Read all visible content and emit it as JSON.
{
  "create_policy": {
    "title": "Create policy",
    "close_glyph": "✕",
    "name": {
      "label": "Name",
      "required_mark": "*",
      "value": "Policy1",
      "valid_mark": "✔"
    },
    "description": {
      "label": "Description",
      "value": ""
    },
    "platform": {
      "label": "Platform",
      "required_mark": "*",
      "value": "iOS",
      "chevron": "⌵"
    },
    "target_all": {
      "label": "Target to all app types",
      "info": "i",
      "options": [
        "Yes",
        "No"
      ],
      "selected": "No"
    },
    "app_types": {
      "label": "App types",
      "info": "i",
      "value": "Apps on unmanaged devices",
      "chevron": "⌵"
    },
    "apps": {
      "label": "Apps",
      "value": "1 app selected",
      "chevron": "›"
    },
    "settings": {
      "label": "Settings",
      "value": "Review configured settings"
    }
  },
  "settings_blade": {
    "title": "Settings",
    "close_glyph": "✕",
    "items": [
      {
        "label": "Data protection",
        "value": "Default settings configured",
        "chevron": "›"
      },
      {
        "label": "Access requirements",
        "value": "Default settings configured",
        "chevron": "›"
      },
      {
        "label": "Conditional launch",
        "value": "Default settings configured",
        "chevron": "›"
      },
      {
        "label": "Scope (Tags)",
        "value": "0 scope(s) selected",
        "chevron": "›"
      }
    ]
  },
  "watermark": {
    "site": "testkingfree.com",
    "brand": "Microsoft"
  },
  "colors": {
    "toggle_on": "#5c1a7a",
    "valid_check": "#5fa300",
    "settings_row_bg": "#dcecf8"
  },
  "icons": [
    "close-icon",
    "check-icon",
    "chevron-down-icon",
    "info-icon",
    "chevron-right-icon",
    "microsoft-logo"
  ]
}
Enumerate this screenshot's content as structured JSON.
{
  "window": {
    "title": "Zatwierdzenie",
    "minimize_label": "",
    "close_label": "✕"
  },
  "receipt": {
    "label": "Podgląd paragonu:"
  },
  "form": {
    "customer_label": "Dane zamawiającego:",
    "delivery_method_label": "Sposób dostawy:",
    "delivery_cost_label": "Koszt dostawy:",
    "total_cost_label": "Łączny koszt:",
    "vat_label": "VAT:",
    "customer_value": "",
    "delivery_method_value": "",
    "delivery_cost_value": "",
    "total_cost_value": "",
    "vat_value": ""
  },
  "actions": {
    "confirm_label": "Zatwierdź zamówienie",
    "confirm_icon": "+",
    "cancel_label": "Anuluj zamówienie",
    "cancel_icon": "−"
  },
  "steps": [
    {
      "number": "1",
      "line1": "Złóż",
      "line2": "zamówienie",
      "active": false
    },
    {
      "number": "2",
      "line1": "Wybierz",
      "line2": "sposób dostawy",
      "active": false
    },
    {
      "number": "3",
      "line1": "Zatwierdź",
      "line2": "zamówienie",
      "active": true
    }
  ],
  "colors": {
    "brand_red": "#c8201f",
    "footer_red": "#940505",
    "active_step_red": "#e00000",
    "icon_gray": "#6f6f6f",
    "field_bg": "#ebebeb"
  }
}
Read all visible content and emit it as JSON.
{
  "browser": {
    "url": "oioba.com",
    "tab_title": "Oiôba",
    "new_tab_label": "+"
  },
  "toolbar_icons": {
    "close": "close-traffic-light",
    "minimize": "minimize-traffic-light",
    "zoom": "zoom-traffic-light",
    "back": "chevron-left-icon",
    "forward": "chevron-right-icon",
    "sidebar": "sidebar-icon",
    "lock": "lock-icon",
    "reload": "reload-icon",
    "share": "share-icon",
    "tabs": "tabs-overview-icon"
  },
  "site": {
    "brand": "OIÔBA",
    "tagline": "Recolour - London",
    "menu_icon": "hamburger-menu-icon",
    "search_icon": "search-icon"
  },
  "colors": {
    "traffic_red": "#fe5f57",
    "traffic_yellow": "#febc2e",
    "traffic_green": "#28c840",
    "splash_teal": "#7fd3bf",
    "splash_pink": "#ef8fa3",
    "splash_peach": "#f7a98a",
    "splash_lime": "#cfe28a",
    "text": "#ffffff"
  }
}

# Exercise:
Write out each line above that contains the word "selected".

# Answer box:
      "selected": "No"
      "value": "1 app selected",
        "value": "0 scope(s) selected",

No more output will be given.